Credit is a controversial subject for many people. Some see it as a useful, versatile facility that can help to bridge uncertain times. Others are fearful of it, given the situation that poor credit paying practices can create. Nobody should be adverse to credit from the outset, as it really is all about how you manage it. Businesses can flourish through well constructed lines of credit and personal finances.
With that in mind, it is worth considering how you can make the credit you want work for you. Owing to the political landscape, interest rates and more, taking credit out can be better at some times than others; and regulation can create or destroy products that are perfect for your needs. In a nutshell, properly considering credit options is important – here’s how to achieve it.
Lines of Credit And Your Business
For young investors and entrepreneurs, one of the most difficult stages of the business lifecycle is getting a venture off the ground in the first place. Whilst the pace of technological innovation and open source nature of the internet has meant innovation is freely available for small business, it can still be challenging to find that initial impetus to push an idea. That often leaves room for creditors offering business set up finance plans and business credit accounts. Is now a good time to take out credit?
Consider a few factors when looking at credit. First off, the general economy – is it strong? Weak? A strong economy is more likely to lend out cash. This week saw a stock market readjustment event, natural forces balancing out the ‘Trump Trade’, which signals some stability. Secondly, interest and inflation. Low interest is good, high inflation is good, when it comes to loans. Finally, can you repay?
For many investors and business owners, a large amount of personal capital will be pushed into making their ventures work. There is nothing wrong this, and many more will use credit cards to cover the budgeting gap in day-to-day living costs. If you’re thinking a credit card might be best to cover your daily living allowances and allow maximum equity into your business or career, make sure you follow the above guidelines – how’s the economy, how’s inflation, and how is interest. Aside from that, consider your ‘financial hygiene’.
More importantly, ensuring you pay on time, regularly, and to the biggest balance possible is absolutely crucial for personal finance. Furthermore, operating in this way means that you’ll leave as much balance as possible on the credit card for rainy days and to demonstrate to future creditors that you’re trustworthy with a card in your hand.
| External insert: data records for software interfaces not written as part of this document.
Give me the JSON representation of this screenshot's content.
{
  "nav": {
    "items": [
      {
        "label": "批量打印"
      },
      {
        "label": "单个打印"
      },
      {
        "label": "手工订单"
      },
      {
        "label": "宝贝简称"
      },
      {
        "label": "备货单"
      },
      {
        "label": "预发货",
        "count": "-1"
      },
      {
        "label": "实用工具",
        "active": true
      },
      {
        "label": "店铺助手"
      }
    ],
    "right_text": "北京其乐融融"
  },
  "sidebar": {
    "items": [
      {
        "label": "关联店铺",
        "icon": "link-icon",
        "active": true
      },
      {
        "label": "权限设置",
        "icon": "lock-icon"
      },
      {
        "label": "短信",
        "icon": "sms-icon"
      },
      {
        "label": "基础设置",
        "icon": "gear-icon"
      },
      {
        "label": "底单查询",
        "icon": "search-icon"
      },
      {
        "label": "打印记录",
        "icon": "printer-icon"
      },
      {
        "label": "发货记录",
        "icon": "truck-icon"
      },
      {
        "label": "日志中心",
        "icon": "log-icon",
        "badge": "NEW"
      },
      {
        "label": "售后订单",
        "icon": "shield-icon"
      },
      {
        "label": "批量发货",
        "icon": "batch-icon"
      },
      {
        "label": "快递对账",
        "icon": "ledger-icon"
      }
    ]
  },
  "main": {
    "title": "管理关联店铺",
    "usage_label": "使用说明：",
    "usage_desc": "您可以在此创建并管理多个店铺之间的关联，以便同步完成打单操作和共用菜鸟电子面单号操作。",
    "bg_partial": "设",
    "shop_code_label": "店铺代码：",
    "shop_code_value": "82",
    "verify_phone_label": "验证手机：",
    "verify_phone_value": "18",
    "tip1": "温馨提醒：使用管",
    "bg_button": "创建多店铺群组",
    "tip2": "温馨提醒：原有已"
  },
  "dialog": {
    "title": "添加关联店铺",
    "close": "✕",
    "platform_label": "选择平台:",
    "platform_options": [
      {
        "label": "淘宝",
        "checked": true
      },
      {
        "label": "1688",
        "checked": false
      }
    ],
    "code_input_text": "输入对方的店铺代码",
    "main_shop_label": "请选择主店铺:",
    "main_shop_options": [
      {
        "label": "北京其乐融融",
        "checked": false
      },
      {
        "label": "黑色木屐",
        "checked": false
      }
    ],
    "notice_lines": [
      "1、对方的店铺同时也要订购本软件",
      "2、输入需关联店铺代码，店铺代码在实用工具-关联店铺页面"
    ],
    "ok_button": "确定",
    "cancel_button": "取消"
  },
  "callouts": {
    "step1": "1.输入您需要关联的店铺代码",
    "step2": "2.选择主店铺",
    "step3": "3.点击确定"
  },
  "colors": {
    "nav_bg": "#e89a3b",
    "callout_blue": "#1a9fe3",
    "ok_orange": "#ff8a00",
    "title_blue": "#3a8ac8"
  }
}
Credit is a useful tool that can form a good part of any business or individual spending plan and budget. The ability to plan for the unplannable, simply by having spare balances or the opportunity to secure extra capital, makes them so. Just always be wary that you’re borrowing in favorable market conditions and that you are able to keep on top of your commitment.